It is best to use the thumb grip to keep your knuckles perfectly aligned. This is not a well-known technique because it is difficult to detect. Players frequently visualize themselves lining up their knuckles as if they were about to knock on someone’s door. It’s utilized to keep your posture straight and prevent you from rolling over too soon after the swing through is completed. When someone is taught to line up their knuckles, they do so, gain a good grip on their bat, and then realize the knuckles aren’t lined up anymore.
The key to properly aligning your knuckles is to keep your fingers from slipping off by placing your thumb on the handle rather than your palm. It is held with the left thumb underneath the right thumb. Some people perform the same thumb trick, but they move their thumb to one side instead. If you pay attention, you will notice that most college softball players do not wrap the bat around their hands when they play. They all use alternate thumb positions to keep their finger grip and knuckles aligned. You could use their methods by keeping your body in that position at all times to achieve a proper wrist snap. However, if your knuckles are not properly aligned, and you attempt to drive forward, your wrist will remain straight rather than reversing direction, resulting in a significant loss of force.
These help with choking up on the bat especially for youth:
Swinging the Softball Bat for Power
When you grip the bat with your fingers rather than your palms, you have a greater range of motion and, as a result, more control over the bat. Consider how much more control you have over a crayon when you hold it between your fingers rather than in your palm like a child. Similarly, the bat control is more efficient when it is held with the fingers.
You’re practically swallowing the whole thing with that bat. Traditional grips allow you to extend the bat by a few inches, generating the same amount of force as if your hands were at the end of the bat.back to menu ↑
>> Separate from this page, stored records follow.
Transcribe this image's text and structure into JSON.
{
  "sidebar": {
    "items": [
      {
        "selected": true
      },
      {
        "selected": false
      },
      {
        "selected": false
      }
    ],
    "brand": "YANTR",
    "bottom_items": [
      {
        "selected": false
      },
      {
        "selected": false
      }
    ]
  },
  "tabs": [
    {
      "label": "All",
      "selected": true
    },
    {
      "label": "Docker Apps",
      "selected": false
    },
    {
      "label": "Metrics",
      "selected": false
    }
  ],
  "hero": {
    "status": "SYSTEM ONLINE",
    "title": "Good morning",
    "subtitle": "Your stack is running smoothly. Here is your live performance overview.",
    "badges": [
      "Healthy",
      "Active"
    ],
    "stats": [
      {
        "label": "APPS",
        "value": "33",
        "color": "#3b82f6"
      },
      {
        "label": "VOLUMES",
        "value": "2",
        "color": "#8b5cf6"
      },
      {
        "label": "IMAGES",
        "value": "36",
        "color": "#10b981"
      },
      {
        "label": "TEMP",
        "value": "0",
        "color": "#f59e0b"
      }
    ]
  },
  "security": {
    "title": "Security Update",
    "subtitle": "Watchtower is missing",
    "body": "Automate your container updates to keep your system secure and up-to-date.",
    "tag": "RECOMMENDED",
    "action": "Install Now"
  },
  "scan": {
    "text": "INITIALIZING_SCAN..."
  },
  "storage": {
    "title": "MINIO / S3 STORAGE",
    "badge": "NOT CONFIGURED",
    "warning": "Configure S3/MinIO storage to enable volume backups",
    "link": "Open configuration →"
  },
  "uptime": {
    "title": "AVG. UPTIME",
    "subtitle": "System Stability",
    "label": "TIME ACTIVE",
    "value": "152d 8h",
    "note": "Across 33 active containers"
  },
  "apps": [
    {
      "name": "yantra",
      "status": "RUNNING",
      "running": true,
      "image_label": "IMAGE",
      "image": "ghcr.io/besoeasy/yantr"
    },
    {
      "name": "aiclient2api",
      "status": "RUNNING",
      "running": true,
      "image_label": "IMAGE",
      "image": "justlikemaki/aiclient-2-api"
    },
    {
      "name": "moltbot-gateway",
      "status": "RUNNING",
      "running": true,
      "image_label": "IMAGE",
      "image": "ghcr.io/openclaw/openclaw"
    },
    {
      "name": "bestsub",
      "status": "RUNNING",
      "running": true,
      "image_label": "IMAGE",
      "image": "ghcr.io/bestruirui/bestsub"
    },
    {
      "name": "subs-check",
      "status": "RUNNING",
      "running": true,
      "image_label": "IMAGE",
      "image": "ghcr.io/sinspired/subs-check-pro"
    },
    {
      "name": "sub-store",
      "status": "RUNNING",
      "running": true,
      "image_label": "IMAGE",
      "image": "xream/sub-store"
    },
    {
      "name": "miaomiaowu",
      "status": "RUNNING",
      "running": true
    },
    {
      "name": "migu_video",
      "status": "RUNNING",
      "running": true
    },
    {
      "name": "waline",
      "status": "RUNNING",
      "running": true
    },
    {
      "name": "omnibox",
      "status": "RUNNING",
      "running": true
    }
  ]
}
Finally, softball bats are about more than just the grip; they’re about optimizing your strengths and enhancing your weaknesses. A bat with more end-load is the way to go for power hitters. If you’re just getting started, you might prefer something more toned and controllable that will help you develop your position. The Easton Wonder bat is an ideal choice for both beginners and young players. Because of its lightweight and good balance, this bat is simple to use. It’s glove is best suited for players who want to be extremely comfortable as it will not fall off your hand no matter how much you swing, and it also prevents stinging of the fingers when they hit the ball
If you’re searching for a bat that offers the maximum swing weight advantage, especially if you’re looking between the ages of 6 and 10, the Dudley Lightning Lift bat is your best bet. The Rawlings Quatro Pro Fast pitch softball bat is a good option for those with smaller hands or young intermediates. This bat is designed to be more responsive and long-lasting. Using this model, you can also strike the ball more accurately and reduce barrel drag.
There are numerous softball bats on the market to choose from, so do well to keep an eye out for future articles in which we investigate each one in greater depth. Read more about each bat performance on our ultimate guids of the Best Slowpitch Softball Bats as well as the best Fastpitch and Youth Bats on the market.
All the products for bat grip mentioned in this article, sorted by price:
Are you a little confused about the grip? Watch this complete explainer video by Softball Spot